Organizational development professionals, particularly those with I/O psychology backgrounds, are essential for investigating the validity and reliability of leadership development tools, systems, and approaches. For organizations unable or unwilling to invest in this internal or external expertise, it’s true that there’s not enough funding to focus on all leaders.
Accountability – Collectively, organizations spent hundreds of millions of dollars last year designing, developing, and implementing leadership development programs. Remarkably few spent time or resources ensuring accountability systems were in place to monitor and effect real change long-term. If you are aim to development leadership capacity and competency (particularly transformational), but fail to hold “developed” leaders accountable for desired behaviors, attitudes, and leadership traits, you might as well have flushed your development dollars down the toilet.
While formal accountability systems are important (performance appraisal systems, etc.), however, the real test of accountability is the extent to which executive leadership champions, supports, and insists on holding all levels of leadership to a standard of excellence. Too often, the relationships through which executive leaders (all the way to the CEO) built their careers make accountability discussions uncomfortable. The result is avoidant and tacit acceptance of sub-standard and undesirable behaviors that quickly trickle down and infect every layer of the organization. When allowed, these organizational dysfunctions render all leadership development efforts (regardless of the approach or tool used) pointless and a complete waste of money.
Solution – As companies become serious about not just developing leaders, but rather of developing leaders specifically to address the challenges of their specific organization, there is an imperative to seek out true expertise in the areas of measurement and accountability. Just as a cancer sufferer would be advised to seek a trained and board-certified oncologist, organizational leaders should avoid simply trying to leverage traditional internal HR/OD professionals to establish high-quality measurement and accountability systems. That’s not a knock against HR/OD generalists, who play a valuable role in all organizations. It is instead merely that the background experience and training of most HR/OD professionals do not typically include robust statistics and evaluation. Whether such expertise is internally developed or externally sought, the benefits of devoting time and resources up front of any leadership development program will pay dividend in multiples. And failure to do so will result in continued frustration with the quality and success of leadership development efforts.

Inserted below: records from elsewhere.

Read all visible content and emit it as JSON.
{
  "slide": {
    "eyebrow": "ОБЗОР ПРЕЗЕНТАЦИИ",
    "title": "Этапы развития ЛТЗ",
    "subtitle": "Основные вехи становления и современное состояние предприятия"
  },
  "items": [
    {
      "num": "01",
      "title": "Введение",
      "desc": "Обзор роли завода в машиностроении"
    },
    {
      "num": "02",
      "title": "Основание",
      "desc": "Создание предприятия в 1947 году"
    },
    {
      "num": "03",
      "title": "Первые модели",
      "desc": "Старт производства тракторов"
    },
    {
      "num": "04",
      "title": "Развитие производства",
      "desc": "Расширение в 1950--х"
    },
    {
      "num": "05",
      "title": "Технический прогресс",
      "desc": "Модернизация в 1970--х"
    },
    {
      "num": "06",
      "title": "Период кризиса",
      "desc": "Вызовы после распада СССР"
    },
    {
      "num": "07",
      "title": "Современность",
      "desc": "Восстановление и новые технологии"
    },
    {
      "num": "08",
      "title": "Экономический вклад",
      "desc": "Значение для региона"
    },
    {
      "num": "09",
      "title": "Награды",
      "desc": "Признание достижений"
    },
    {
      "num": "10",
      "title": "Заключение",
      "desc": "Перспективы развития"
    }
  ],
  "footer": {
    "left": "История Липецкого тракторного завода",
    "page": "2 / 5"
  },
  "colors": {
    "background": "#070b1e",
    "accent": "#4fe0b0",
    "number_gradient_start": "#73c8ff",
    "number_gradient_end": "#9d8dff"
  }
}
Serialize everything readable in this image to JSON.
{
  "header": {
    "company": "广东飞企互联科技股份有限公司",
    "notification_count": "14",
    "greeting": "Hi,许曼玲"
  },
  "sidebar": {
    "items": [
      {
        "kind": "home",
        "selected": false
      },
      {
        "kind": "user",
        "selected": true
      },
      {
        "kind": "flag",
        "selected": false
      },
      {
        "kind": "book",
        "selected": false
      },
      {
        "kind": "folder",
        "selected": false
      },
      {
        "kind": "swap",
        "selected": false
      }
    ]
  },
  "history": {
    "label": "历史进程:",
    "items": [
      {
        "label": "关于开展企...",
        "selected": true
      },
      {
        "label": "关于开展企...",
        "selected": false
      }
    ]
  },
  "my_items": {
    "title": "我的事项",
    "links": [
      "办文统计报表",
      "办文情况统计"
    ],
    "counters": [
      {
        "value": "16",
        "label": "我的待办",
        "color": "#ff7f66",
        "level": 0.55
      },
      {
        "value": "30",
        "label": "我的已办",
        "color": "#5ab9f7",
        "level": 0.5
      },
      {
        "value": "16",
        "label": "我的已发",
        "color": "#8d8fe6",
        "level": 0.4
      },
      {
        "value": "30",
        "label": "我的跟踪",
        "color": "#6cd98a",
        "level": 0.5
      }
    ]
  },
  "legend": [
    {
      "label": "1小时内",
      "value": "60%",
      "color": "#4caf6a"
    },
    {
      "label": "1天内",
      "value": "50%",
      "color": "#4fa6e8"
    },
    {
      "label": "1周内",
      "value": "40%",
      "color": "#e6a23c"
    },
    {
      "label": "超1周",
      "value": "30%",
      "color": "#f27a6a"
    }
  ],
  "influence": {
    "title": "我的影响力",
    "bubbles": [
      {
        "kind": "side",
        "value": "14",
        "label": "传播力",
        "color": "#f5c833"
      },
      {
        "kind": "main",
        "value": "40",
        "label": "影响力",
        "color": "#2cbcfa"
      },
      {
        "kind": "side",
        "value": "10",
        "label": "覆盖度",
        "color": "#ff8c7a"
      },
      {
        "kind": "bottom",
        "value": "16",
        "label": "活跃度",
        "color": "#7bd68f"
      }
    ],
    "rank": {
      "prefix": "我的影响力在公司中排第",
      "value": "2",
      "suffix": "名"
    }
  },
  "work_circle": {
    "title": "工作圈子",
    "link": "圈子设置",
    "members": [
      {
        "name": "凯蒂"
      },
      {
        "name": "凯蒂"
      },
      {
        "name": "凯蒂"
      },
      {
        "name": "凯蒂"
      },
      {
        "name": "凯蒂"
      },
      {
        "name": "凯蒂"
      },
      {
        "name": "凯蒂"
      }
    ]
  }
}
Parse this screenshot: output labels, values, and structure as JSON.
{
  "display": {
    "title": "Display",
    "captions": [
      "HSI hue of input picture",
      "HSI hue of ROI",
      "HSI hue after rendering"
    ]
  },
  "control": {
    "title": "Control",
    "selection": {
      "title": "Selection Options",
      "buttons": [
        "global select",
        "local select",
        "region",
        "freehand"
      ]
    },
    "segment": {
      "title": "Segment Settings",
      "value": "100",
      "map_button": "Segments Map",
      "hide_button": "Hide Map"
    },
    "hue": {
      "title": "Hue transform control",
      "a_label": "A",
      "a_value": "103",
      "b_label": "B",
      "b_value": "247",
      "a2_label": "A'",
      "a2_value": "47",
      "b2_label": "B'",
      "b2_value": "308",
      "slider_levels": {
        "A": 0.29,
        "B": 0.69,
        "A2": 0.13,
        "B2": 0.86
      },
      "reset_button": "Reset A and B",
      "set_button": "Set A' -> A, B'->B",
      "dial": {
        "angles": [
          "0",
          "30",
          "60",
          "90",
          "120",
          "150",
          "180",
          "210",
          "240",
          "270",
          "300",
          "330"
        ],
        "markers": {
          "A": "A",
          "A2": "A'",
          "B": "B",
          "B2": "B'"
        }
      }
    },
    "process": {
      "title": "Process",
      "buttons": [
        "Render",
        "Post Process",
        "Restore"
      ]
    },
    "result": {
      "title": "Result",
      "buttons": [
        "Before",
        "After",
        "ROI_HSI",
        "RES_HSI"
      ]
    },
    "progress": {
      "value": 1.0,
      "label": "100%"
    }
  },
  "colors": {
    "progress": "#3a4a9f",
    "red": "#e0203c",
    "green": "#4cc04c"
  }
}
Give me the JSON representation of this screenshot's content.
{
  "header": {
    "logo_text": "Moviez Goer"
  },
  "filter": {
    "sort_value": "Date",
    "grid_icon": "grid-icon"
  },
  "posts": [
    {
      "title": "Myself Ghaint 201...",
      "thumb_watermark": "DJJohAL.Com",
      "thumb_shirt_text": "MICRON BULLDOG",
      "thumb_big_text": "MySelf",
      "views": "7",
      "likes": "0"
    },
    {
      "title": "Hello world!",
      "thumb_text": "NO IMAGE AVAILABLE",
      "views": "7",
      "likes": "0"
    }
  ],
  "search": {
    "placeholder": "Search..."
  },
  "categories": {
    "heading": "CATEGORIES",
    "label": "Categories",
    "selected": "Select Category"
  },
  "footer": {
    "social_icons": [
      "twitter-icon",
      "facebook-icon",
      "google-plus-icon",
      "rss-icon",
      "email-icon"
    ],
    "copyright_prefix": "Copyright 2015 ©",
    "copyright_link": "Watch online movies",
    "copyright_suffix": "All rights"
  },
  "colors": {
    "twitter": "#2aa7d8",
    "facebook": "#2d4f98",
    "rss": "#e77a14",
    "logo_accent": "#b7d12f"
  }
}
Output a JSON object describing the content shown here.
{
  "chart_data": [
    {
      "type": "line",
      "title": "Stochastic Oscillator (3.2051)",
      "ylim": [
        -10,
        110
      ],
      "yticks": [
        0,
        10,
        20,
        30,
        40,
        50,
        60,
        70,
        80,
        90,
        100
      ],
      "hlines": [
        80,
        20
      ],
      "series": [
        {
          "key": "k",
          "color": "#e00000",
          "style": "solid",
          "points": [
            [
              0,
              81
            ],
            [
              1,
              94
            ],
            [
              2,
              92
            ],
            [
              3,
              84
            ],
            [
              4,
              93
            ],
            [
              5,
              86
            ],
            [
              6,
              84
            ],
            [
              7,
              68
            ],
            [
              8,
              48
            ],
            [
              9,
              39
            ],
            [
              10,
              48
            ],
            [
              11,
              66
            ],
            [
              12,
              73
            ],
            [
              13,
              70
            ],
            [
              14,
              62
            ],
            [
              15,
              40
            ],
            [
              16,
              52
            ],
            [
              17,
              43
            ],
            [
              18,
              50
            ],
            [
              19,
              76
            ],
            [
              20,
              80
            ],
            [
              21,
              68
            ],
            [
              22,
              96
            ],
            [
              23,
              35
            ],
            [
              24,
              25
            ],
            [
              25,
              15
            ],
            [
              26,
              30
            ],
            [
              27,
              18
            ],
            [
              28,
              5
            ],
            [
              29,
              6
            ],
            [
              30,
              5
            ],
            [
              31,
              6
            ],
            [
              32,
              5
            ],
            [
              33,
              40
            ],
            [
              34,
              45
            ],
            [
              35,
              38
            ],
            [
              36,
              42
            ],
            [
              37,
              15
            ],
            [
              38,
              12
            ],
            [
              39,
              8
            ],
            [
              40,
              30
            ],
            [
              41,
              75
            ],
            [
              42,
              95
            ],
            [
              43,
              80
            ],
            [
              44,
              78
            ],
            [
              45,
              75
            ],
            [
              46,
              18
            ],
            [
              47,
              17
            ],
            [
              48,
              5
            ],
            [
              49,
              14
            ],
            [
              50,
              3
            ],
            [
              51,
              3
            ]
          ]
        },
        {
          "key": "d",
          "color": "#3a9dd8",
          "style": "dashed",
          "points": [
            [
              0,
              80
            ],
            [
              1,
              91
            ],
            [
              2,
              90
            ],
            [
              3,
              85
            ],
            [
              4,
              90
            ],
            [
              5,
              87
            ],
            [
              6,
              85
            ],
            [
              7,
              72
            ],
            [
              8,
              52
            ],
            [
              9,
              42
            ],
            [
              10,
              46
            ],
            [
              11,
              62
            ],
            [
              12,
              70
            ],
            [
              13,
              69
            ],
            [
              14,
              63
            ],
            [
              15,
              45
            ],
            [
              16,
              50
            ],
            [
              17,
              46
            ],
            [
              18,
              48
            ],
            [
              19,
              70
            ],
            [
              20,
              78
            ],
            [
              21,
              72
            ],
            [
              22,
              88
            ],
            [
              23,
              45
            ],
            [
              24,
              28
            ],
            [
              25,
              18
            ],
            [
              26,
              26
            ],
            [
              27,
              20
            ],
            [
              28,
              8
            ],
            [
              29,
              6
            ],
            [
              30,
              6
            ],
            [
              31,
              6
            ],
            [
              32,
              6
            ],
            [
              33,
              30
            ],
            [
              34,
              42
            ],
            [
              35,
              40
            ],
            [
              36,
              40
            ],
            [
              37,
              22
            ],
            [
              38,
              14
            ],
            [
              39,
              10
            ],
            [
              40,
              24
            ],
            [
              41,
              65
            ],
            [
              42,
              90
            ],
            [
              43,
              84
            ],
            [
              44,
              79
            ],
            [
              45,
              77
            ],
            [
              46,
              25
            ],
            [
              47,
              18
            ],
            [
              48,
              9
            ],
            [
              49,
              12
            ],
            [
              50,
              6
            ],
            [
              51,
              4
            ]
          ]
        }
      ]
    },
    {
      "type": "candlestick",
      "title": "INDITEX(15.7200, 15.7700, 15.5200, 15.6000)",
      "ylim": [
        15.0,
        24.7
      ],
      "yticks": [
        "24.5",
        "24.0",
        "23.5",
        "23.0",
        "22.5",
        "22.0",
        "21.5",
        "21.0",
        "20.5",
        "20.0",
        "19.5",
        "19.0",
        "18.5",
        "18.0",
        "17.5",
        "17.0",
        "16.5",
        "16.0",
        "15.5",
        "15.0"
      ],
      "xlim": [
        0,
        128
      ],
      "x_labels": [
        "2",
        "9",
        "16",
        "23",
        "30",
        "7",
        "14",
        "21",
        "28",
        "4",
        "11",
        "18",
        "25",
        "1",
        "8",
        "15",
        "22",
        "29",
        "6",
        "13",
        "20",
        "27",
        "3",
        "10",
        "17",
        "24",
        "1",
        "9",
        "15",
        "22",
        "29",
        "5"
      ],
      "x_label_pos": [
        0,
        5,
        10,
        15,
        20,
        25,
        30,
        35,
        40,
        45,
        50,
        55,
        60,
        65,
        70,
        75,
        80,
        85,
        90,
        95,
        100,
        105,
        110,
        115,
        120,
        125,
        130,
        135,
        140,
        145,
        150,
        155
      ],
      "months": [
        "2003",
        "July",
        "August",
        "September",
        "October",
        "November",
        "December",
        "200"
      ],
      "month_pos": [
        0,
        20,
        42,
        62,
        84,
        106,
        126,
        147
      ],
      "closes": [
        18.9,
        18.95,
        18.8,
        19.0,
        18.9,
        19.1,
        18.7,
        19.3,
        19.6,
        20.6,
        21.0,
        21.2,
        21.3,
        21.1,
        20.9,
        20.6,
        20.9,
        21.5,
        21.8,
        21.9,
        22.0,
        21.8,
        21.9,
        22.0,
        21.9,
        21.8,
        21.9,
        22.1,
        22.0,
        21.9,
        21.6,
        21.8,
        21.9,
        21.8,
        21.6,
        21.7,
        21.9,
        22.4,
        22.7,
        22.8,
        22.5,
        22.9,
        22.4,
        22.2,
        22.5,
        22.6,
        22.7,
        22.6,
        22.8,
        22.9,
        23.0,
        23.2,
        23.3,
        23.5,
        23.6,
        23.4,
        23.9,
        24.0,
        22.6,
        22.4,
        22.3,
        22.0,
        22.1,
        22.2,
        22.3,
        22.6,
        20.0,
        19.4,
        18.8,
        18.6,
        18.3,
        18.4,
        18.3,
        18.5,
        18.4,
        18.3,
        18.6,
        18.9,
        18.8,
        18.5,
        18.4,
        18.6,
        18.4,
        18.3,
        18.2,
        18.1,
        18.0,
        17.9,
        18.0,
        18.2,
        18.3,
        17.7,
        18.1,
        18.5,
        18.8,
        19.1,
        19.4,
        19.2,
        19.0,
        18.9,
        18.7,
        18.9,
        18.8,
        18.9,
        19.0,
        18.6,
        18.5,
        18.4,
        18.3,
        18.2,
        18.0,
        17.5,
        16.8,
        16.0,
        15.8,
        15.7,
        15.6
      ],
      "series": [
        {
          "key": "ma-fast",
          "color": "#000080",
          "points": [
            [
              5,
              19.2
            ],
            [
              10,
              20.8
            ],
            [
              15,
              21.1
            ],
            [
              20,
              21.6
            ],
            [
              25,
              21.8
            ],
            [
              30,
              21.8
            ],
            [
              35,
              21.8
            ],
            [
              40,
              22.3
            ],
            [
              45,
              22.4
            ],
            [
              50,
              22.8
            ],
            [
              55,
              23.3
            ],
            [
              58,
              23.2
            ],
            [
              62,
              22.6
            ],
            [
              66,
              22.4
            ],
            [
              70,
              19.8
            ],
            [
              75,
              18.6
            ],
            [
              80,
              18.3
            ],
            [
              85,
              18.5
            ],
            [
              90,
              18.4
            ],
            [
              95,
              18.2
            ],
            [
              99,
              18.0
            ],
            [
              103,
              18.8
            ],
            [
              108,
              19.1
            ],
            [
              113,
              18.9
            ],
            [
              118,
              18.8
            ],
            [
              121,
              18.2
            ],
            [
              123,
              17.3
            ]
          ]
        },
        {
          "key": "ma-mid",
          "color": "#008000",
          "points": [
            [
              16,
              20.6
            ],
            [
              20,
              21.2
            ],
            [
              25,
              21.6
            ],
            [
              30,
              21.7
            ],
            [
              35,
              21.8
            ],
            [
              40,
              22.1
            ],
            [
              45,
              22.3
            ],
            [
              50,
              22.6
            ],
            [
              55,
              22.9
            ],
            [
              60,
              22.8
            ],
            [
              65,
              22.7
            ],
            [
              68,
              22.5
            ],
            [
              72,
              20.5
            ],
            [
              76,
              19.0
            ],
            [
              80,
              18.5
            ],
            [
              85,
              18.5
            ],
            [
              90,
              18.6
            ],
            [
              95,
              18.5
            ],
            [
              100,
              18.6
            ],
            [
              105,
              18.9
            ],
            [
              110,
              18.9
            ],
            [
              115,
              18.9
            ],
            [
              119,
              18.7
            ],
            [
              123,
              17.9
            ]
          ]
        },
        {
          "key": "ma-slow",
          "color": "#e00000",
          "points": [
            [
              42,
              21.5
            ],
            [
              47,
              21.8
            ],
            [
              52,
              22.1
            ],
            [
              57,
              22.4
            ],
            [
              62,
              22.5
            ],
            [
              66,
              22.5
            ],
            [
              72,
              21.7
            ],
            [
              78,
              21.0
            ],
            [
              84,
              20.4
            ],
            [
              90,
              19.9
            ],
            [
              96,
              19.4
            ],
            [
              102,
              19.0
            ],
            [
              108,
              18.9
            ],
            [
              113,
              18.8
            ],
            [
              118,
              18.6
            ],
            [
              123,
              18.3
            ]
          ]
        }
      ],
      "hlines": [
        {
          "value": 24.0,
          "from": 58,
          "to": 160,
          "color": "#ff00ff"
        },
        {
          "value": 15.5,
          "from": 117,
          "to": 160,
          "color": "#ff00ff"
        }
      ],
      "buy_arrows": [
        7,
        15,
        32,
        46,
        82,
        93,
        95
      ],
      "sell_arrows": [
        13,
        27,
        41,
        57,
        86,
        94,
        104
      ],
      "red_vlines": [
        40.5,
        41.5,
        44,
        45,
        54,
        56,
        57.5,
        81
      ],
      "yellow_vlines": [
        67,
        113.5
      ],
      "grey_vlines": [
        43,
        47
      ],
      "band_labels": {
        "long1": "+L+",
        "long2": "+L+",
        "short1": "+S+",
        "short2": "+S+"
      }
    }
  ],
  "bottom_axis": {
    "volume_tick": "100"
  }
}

We’ve all heard the saying about insanity…. It’s doing the same thing over and over, but expecting different results. If you’re concerned with your future leadership talent, maybe it’s time to try something new…